Nachlei Binah P.319 Divrei David, P. 25 col 3.


The Power of Forgiveness: A Zohar Legend

Rabbi Abba ( the scribe of the Zohar) once sat at the gateway of the Town of Lud.

He saw a traveler sit down on a pile of rocks at the edge of a mountain overlooking a cliff. The man was exhausted for his journey and immediately fell asleep. R. Abba watched this innocuous scene for a bit until to his dismay he watched as a deadly snake slithered out of the rocks making its way towards to the sleeping man.

[R. Abba, who for some reason was immobilized and transfixed by this unfolding drama,] suddenly watched as a new turn of events happened. A giant lizard jumped out between the rocks and killed the serpent.

R. Abba continued watching and saw that the man stood up and was perplexed to see a beheaded snake lying in front of him. He quickly gathered his possessions and rose to continue his journey. At that instant the pile of rocks he was sitting on collapsed and fell into the ravine below.

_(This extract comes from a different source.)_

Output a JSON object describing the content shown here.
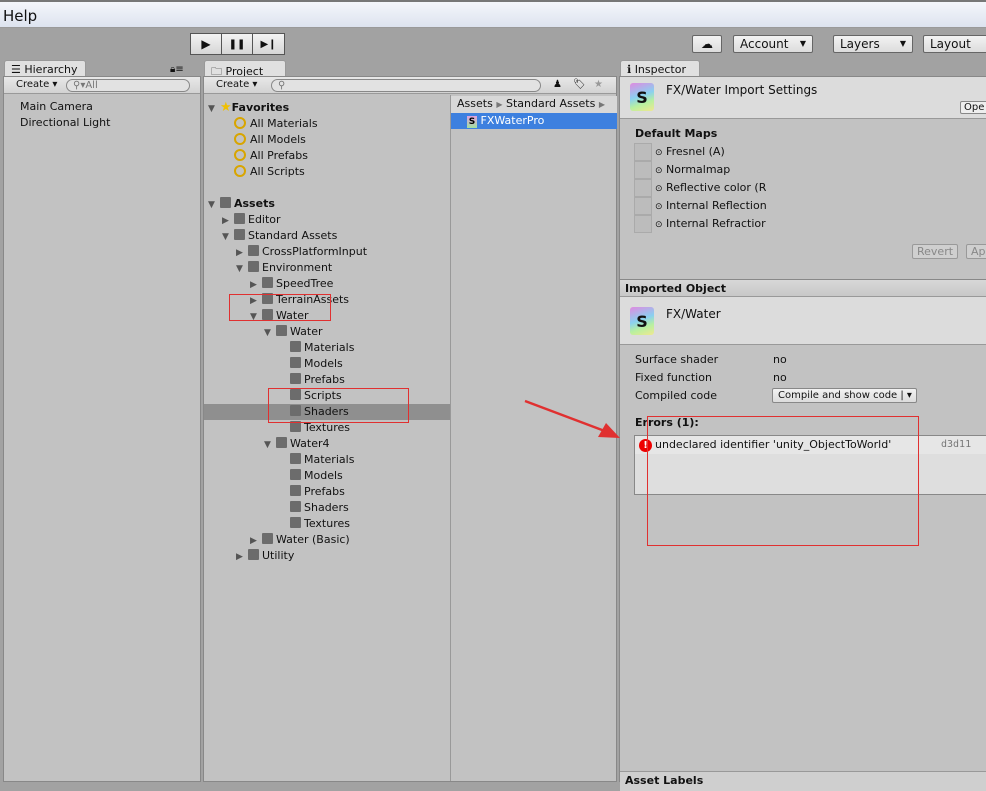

The man was about to wander off when R. Abba ran after him and recounted everything he had witnessed. R. Abba asked the man, "My friend to what do you attribute all these miracles that just transpired?"

The traveler at first did not want to bothered but felt the sincerity of R. Abba's question and confided in him.

"Throughout my life I have never let a person harm me, and where I did not pacify him. Never have I gone to sleep without forgiving someone for hurting me in any way. Anyone who would hurt me would I endeavor, with all my heart, to resolve whatever animosity was between us. And lastly, I would turn the hateful situation to doing acts of kindness for the person involved in the misunderstanding."

When R. Abba heard this he burst into tears. This person's actions were greater than Joseph. For Joseph had to deal with his brothers; of course he was going to forgive his brothers. But this man forgives anyone and everyone who has harmed him. It is no surprise that God performs miracles on a daily basis for this blessed man.

Maasiyot HaZohar Vol. 1 P.169 Miketz P. 201B

All stories copyright © 1997, Eliahu J. Klein.



envelope icon Email this page to a friend


The Hasidic Stories Home Page
email: [email protected]
A service provided by Doug Lipman

This page was last updated on Monday, March 10, 2003